Said role calls for players who are able to both move the ball quickly and read the play well enough to track back and assist on defence. The first name to jump off the page must have been an easy one for the coach: Marky Delgado. The second selection was probably far less obvious. Vanney could have engaged Hasler. But that may have meant moving Delgado to the left side of the field. It also would have meant that Hasler’s strength and size would be spent outside the final third of the pitch. Personally, I would have gone with Jay Chapman. But, that’s why Greg Vanney is where he is, and I am where I am.
The wizard astounded most of us by sprinkling his magic dust and casting Ager Aketxe in the role. Ager Aketxe? What happened to that “form” in “formation” incantation? Truly, Vanney must have seen something in training that sparked his imagination because, prior to Friday night, Ager seemed to lack the defensive foresight, confidence and work ethic to play as a holding/transitional midfielder. Yet, when cast in this complex role, Aketxe had the best game of his TFC career (to date).
In hindsight, playing Aketxe on the left did make sense: a natural left foot is important when playing a deeper role on the left side. It also allowed Delgado to stay in his preferred right/central slot, and it freed Hasler to push forward in support of a size-deficient offensive unit. Given his natural attacking mentality, Ager could also move higher to cover the space vacated by a pressing 3-man unit. Additionally, should Aketxe have lacked the necessary work ethic, TFC had Osorio’s engine as insurance down the left. Despite all of these factors, the decision to use Aketxe was still a gamble — one that only a confident coach would make (or, one with an amazing crystal ball).
Both Aketxe and Delgado played well. They did the subtle things that allowed a constant flow towards Philadelphia’s end. In truth, the Union did not have a sniff on goal during the entire second half. For his part, Aketxe attempted a whopping 76 passes with 89% accuracy. That was second only to Bradley’s 78 passes, with 91% accuracy. The central core of Bradley, van der Wiel, Delgado, and Aketxe accounted for 52% of all TFC passes — exactly what is expected of a transition hub. This provided service to the four attackers whose mission was to pressure a young and inexperienced Philly defence. Overall, the formation worked like a charm — each person played their individual role which, when melded together, yielded a truly magical result.

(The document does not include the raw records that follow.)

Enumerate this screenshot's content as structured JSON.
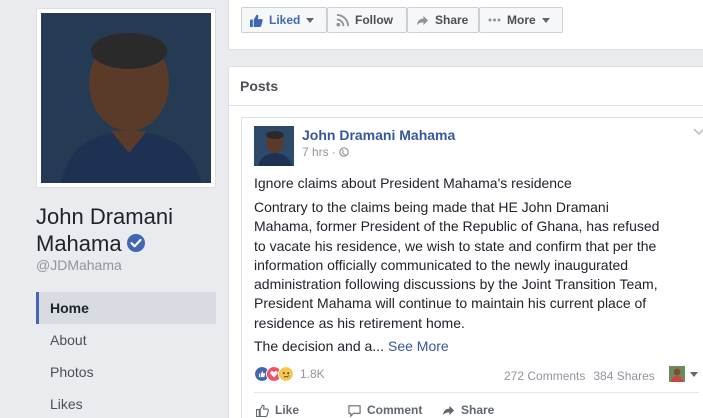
{
  "profile": {
    "name": "John Dramani Mahama",
    "handle": "@JDMahama",
    "verified_icon": "verified-badge-icon",
    "accent_color": "#4267b2"
  },
  "nav": {
    "items": [
      {
        "label": "Home",
        "active": true
      },
      {
        "label": "About",
        "active": false
      },
      {
        "label": "Photos",
        "active": false
      },
      {
        "label": "Likes",
        "active": false
      }
    ]
  },
  "action_bar": {
    "liked_label": "Liked",
    "follow_label": "Follow",
    "share_label": "Share",
    "more_label": "More"
  },
  "posts": {
    "header": "Posts",
    "post": {
      "author": "John Dramani Mahama",
      "time": "7 hrs",
      "privacy_icon": "globe-icon",
      "title": "Ignore claims about President Mahama's residence",
      "body": "Contrary to the claims being made that HE John Dramani Mahama, former President of the Republic of Ghana, has refused to vacate his residence, we wish to state and confirm that per the information officially communicated to the newly inaugurated administration following discussions by the Joint Transition Team, President Mahama will continue to maintain his current place of residence as his retirement home.",
      "truncated": "The decision and a...",
      "see_more": "See More",
      "reactions_count": "1.8K",
      "comments": "272 Comments",
      "shares": "384 Shares",
      "actions": {
        "like": "Like",
        "comment": "Comment",
        "share": "Share"
      }
    }
  }
}
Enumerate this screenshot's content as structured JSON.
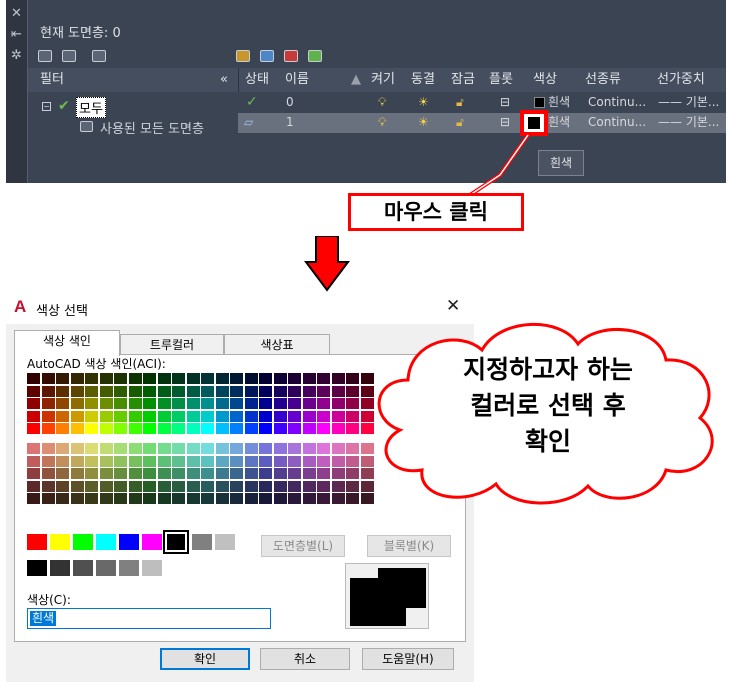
{
  "layer_manager": {
    "side_icons": [
      "✕",
      "⇤",
      "✲"
    ],
    "current_layer": "현재 도면층: 0",
    "filter_header": "필터",
    "collapse_glyph": "«",
    "columns": [
      "상태",
      "이름",
      "켜기",
      "동결",
      "잠금",
      "플롯",
      "색상",
      "선종류",
      "선가중치"
    ],
    "tree": {
      "root": "모두",
      "child": "사용된 모든 도면층"
    },
    "rows": [
      {
        "name": "0",
        "color": "흰색",
        "linetype": "Continu...",
        "lineweight": "—— 기본..."
      },
      {
        "name": "1",
        "color": "흰색",
        "linetype": "Continu...",
        "lineweight": "—— 기본..."
      }
    ],
    "tooltip": "흰색"
  },
  "callout_click": "마우스 클릭",
  "dialog": {
    "title": "색상 선택",
    "close_glyph": "✕",
    "tabs": [
      "색상 색인",
      "트루컬러",
      "색상표"
    ],
    "aci_label": "AutoCAD 색상 색인(ACI):",
    "bylayer_label": "도면층별(L)",
    "byblock_label": "블록별(K)",
    "color_label": "색상(C):",
    "color_value": "흰색",
    "ok_label": "확인",
    "cancel_label": "취소",
    "help_label": "도움말(H)"
  },
  "cloud_text": [
    "지정하고자 하는",
    "컬러로 선택 후",
    "확인"
  ],
  "colors": {
    "accent_red": "#ff0000",
    "highlight": "#0078d7"
  }
}
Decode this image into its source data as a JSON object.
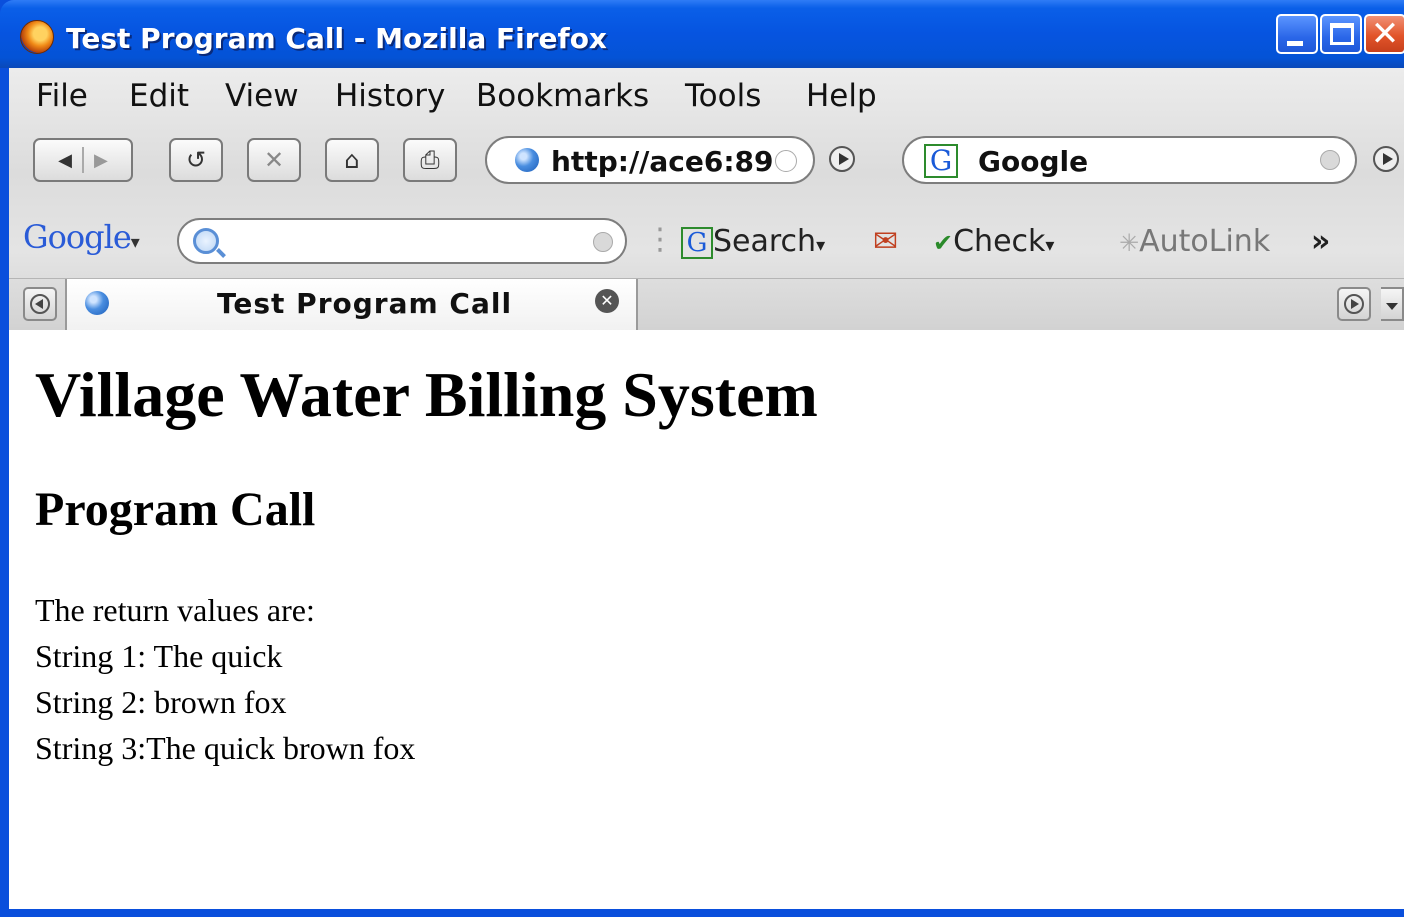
{
  "window": {
    "title": "Test Program Call - Mozilla Firefox",
    "accent": "#0a4fdc"
  },
  "menu": {
    "items": [
      "File",
      "Edit",
      "View",
      "History",
      "Bookmarks",
      "Tools",
      "Help"
    ]
  },
  "navigation": {
    "url": "http://ace6:89",
    "search_engine": "Google"
  },
  "google_toolbar": {
    "logo": "Google",
    "search_label": "Search",
    "check_label": "Check",
    "autolink_label": "AutoLink",
    "overflow": "»"
  },
  "tabs": [
    {
      "label": "Test Program Call"
    }
  ],
  "page": {
    "heading": "Village Water Billing System",
    "subheading": "Program Call",
    "lines": [
      "The return values are:",
      "String 1: The quick",
      "String 2: brown fox",
      "String 3:The quick brown fox"
    ]
  }
}
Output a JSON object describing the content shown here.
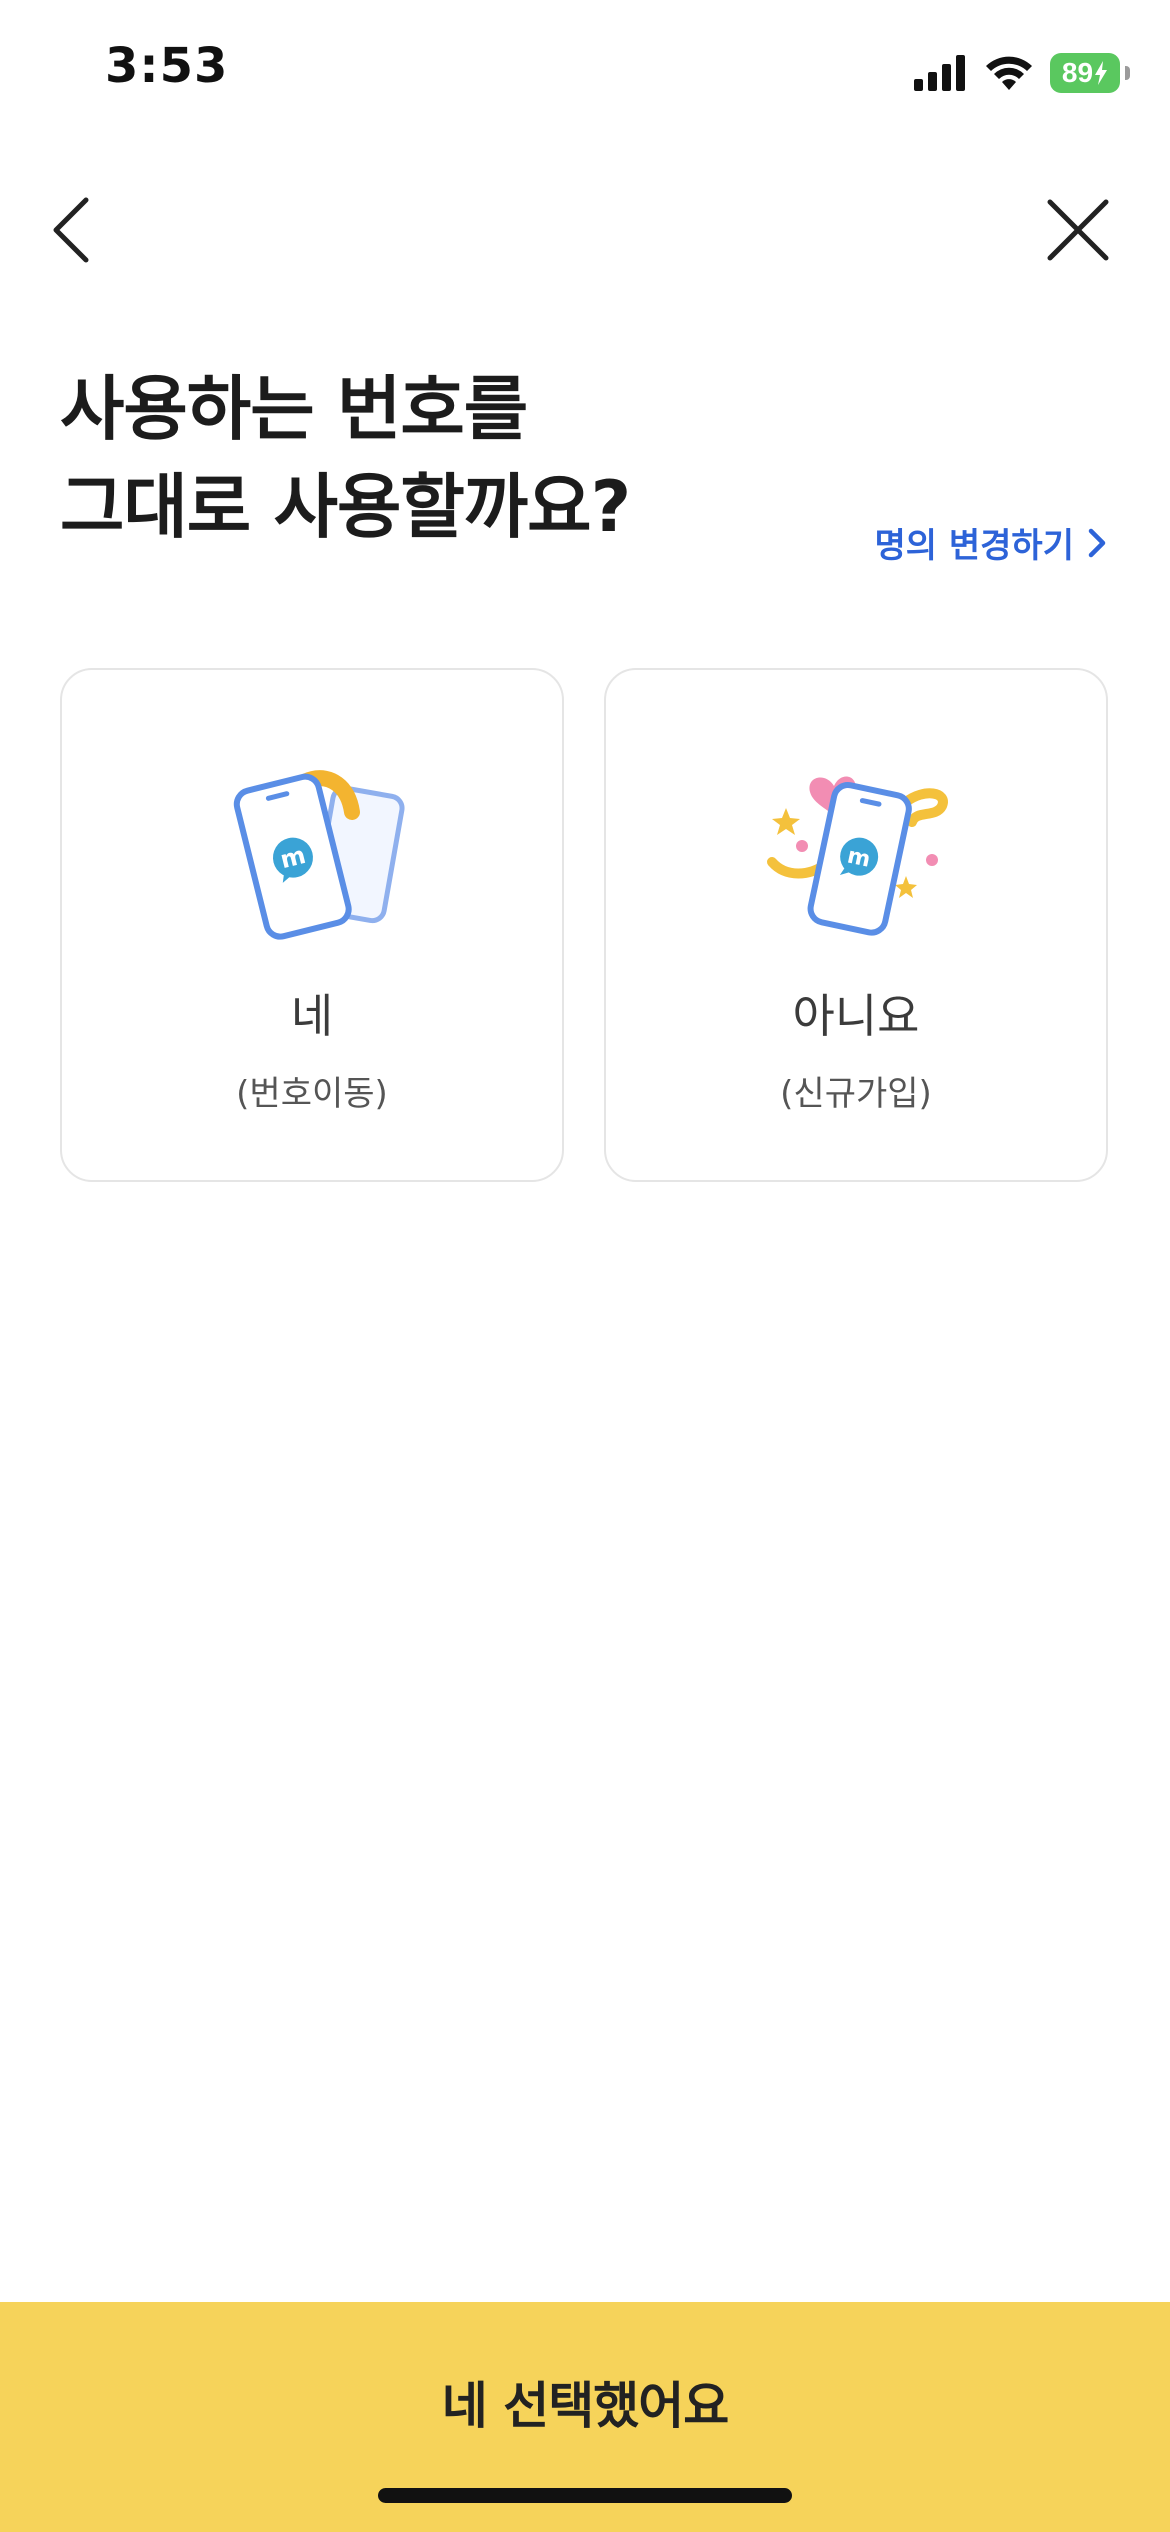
{
  "status_bar": {
    "time": "3:53",
    "battery_level": "89",
    "battery_color": "#5ac85f",
    "icons": [
      "cellular-signal-icon",
      "wifi-icon",
      "battery-charging-icon"
    ]
  },
  "nav": {
    "back_icon": "chevron-left-icon",
    "close_icon": "close-icon"
  },
  "page": {
    "title_line1": "사용하는 번호를",
    "title_line2": "그대로 사용할까요?",
    "name_change_label": "명의 변경하기",
    "name_change_icon": "chevron-right-icon",
    "link_color": "#2d63d8"
  },
  "options": [
    {
      "title": "네",
      "subtitle": "(번호이동)",
      "icon": "phone-transfer-icon"
    },
    {
      "title": "아니요",
      "subtitle": "(신규가입)",
      "icon": "new-phone-celebration-icon"
    }
  ],
  "confirm": {
    "label": "네 선택했어요",
    "color": "#f6d35a"
  }
}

The coach’s formation allowed the best players at his disposal the space and opportunity to excel: “van der Bradley” looked strong in central defence; Osorio, Seba, and VV looked tight up the middle; Auro had fun down the right; and Aketxe found a new home. Not bad for a Friday night.
For his next trick, Vanney may have to find a way to work the returning players back into the lineup without disrupting the team’s current on-field chemistry. Let the magic unfold...